memstat [-w][-p PID]
memstat lists all accessible processes, executables, and shared
libraries that are using up virtual memory. To get a complete list
memstat has to be run as root to be able to access the data of all
First, the processes are listed. An amount of memory is shown along
with a process ID and the name of the executable which the process is
running. The amount of memory shown does not include shared memory: it
only includes memory which is private to that process. So, if a
process is using a shared library like libc, the memory used to hold
that library is not included. The memory used to hold the executable’s
text-segment is also not included, since that too is shareable.
After the processes, the shared objects are listed. The amount of
memory is shown along with the filename of the shared object, followed
by a list of the processes using the shared object. The memory is
listed as the total amount of memory allocated to this object
throughout the whole namespace. In brackets also the amount that is
really shared is listed.
Finally, a grand total is shown. Note that this program shows the
amount of virtual (not real) memory used by the various items.
memstat gets its input from the /proc filesystem. This must be
compiled into your kernel and mounted for memstat to work. The
pathnames shown next to the shared objects are determined by scanning
the disk. memstat uses a configuration file, /etc/memstat.conf, to
determine which directories to scan. This file should include all the
major bin and lib directories in your system, as well as the /dev
directory. If you run an executable which is not in one of these
directories, it will be listed by memstat as ‘‘[0dev]:<inode>’’.
The -w switch causes a wide printout: lines are not truncated at 80
The -p switch causes memstat to only print data gathered from looking
at the process with the gicen PID.
These reports are intended to help identify programs that are using an
excessive amount of memory, and to reduce overall memory waste.
ps(1), top(1), free(1), vmstat(8), lsof(8),
memstat ignores all devices that just map main memory, though this may

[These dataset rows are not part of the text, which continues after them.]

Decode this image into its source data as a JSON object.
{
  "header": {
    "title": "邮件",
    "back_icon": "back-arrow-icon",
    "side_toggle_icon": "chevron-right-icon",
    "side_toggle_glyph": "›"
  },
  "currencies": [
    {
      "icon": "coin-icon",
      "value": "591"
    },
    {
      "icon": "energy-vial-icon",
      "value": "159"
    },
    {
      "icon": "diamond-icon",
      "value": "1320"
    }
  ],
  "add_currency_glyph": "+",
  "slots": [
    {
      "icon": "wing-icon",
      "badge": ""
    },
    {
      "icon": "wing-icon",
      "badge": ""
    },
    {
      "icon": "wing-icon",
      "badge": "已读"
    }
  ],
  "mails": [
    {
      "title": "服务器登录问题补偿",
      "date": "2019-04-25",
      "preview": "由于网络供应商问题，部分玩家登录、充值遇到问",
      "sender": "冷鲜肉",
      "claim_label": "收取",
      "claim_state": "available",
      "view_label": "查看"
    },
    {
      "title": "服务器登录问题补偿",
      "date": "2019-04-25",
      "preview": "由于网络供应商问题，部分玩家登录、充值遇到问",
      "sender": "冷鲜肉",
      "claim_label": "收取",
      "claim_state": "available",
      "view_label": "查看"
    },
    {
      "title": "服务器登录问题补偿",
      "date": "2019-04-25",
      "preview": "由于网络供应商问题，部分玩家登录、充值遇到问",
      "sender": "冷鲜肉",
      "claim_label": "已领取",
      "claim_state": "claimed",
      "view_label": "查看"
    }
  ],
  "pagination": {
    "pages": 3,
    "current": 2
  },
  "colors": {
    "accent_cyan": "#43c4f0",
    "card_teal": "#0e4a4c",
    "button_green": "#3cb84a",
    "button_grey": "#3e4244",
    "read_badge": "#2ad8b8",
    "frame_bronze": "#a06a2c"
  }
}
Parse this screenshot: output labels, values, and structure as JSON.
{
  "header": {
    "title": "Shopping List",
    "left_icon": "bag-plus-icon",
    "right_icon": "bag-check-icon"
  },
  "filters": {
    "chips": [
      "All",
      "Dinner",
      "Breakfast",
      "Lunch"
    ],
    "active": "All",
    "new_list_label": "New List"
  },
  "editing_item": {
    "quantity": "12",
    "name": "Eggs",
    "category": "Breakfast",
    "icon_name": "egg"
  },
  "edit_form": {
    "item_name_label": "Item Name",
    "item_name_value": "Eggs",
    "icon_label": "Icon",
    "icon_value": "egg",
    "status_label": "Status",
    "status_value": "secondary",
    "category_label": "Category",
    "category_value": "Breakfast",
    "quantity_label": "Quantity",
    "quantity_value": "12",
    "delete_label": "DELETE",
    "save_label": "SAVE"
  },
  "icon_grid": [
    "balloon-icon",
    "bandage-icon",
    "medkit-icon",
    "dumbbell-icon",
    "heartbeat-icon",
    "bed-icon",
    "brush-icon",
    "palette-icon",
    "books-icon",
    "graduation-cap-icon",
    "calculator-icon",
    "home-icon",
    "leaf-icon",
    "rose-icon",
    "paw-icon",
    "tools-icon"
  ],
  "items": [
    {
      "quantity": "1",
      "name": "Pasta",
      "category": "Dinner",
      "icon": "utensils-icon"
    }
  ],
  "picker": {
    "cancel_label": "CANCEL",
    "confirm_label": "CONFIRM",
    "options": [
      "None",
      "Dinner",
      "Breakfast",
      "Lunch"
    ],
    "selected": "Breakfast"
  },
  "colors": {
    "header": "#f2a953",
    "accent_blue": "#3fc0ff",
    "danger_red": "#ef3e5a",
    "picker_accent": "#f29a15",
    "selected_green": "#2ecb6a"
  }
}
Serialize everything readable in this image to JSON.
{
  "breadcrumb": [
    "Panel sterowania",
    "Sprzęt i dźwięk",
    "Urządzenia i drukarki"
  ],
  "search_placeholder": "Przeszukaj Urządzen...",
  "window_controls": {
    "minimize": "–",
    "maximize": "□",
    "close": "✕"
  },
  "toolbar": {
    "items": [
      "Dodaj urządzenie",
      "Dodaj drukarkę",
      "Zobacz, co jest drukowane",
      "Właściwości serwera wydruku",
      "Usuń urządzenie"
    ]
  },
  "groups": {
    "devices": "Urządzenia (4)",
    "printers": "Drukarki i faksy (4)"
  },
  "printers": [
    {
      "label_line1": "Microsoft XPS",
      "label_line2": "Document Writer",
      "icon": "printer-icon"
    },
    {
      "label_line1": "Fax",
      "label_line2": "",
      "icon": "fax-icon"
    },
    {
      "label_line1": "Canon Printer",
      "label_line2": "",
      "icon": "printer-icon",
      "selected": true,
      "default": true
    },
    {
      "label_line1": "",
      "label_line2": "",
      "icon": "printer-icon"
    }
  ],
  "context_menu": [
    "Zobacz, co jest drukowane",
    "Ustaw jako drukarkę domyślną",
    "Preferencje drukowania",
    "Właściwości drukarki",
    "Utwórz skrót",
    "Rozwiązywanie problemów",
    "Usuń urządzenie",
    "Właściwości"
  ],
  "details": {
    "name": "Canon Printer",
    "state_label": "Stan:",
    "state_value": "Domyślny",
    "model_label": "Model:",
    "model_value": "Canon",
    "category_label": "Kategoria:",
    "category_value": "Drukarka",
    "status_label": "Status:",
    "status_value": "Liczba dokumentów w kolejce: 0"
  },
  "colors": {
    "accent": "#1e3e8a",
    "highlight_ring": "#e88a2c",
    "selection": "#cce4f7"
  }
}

cause memstat to ignore some memory usage.
Memory used by the kernel itself is not listed.
Originally written by Joshua Yelon <firstname.lastname@example.org> and patched by
Bernd Eckenfels <email@example.com>. Taken over and rewritten by Michael